▸ **What to work on**: Word for word, set down every record that appears below.
Given information START
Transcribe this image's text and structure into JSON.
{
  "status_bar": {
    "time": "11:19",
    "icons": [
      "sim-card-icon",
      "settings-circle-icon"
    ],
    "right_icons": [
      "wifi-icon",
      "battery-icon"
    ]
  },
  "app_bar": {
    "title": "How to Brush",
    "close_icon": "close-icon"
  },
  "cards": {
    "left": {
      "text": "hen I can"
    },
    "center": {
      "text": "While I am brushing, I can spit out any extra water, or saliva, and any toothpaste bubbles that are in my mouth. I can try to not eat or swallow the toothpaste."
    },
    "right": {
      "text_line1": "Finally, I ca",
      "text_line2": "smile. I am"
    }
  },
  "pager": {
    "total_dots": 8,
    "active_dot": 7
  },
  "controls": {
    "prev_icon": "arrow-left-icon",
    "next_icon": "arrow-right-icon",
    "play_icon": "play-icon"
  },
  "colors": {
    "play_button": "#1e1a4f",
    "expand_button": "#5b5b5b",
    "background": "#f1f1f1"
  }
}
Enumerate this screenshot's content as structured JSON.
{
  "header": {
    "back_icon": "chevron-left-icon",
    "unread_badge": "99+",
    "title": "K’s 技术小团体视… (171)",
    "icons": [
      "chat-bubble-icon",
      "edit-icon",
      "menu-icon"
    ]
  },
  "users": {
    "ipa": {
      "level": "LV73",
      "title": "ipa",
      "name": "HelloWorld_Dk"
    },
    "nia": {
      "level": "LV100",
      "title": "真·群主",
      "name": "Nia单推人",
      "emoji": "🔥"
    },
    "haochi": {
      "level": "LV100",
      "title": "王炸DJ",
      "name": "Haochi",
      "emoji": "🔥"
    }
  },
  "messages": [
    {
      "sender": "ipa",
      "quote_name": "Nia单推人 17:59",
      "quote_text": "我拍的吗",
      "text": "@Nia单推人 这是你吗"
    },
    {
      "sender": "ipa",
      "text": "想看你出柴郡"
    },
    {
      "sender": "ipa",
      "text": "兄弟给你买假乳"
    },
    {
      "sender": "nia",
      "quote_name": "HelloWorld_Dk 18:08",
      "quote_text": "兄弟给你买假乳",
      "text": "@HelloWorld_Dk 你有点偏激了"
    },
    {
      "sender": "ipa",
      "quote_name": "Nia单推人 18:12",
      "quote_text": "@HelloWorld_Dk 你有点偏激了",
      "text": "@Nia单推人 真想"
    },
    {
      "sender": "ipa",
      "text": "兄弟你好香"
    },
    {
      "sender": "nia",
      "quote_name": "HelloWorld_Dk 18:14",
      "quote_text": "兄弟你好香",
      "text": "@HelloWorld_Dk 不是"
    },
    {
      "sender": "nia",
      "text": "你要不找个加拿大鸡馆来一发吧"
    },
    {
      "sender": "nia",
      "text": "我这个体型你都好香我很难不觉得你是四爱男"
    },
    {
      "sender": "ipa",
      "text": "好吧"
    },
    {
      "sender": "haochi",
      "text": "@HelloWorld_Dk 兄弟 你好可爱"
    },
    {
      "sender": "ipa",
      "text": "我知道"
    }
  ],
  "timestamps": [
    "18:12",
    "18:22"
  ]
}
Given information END
▸ **Task answer**:
Transcribe this image's text and structure into JSON.
{
  "status_bar": {
    "time": "11:19",
    "icons": [
      "sim-card-icon",
      "settings-circle-icon"
    ],
    "right_icons": [
      "wifi-icon",
      "battery-icon"
    ]
  },
  "app_bar": {
    "title": "How to Brush",
    "close_icon": "close-icon"
  },
  "cards": {
    "left": {
      "text": "hen I can"
    },
    "center": {
      "text": "While I am brushing, I can spit out any extra water, or saliva, and any toothpaste bubbles that are in my mouth. I can try to not eat or swallow the toothpaste."
    },
    "right": {
      "text_line1": "Finally, I ca",
      "text_line2": "smile. I am"
    }
  },
  "pager": {
    "total_dots": 8,
    "active_dot": 7
  },
  "controls": {
    "prev_icon": "arrow-left-icon",
    "next_icon": "arrow-right-icon",
    "play_icon": "play-icon"
  },
  "colors": {
    "play_button": "#1e1a4f",
    "expand_button": "#5b5b5b",
    "background": "#f1f1f1"
  }
}
Enumerate this screenshot's content as structured JSON.
{
  "header": {
    "back_icon": "chevron-left-icon",
    "unread_badge": "99+",
    "title": "K’s 技术小团体视… (171)",
    "icons": [
      "chat-bubble-icon",
      "edit-icon",
      "menu-icon"
    ]
  },
  "users": {
    "ipa": {
      "level": "LV73",
      "title": "ipa",
      "name": "HelloWorld_Dk"
    },
    "nia": {
      "level": "LV100",
      "title": "真·群主",
      "name": "Nia单推人",
      "emoji": "🔥"
    },
    "haochi": {
      "level": "LV100",
      "title": "王炸DJ",
      "name": "Haochi",
      "emoji": "🔥"
    }
  },
  "messages": [
    {
      "sender": "ipa",
      "quote_name": "Nia单推人 17:59",
      "quote_text": "我拍的吗",
      "text": "@Nia单推人 这是你吗"
    },
    {
      "sender": "ipa",
      "text": "想看你出柴郡"
    },
    {
      "sender": "ipa",
      "text": "兄弟给你买假乳"
    },
    {
      "sender": "nia",
      "quote_name": "HelloWorld_Dk 18:08",
      "quote_text": "兄弟给你买假乳",
      "text": "@HelloWorld_Dk 你有点偏激了"
    },
    {
      "sender": "ipa",
      "quote_name": "Nia单推人 18:12",
      "quote_text": "@HelloWorld_Dk 你有点偏激了",
      "text": "@Nia单推人 真想"
    },
    {
      "sender": "ipa",
      "text": "兄弟你好香"
    },
    {
      "sender": "nia",
      "quote_name": "HelloWorld_Dk 18:14",
      "quote_text": "兄弟你好香",
      "text": "@HelloWorld_Dk 不是"
    },
    {
      "sender": "nia",
      "text": "你要不找个加拿大鸡馆来一发吧"
    },
    {
      "sender": "nia",
      "text": "我这个体型你都好香我很难不觉得你是四爱男"
    },
    {
      "sender": "ipa",
      "text": "好吧"
    },
    {
      "sender": "haochi",
      "text": "@HelloWorld_Dk 兄弟 你好可爱"
    },
    {
      "sender": "ipa",
      "text": "我知道"
    }
  ],
  "timestamps": [
    "18:12",
    "18:22"
  ]
}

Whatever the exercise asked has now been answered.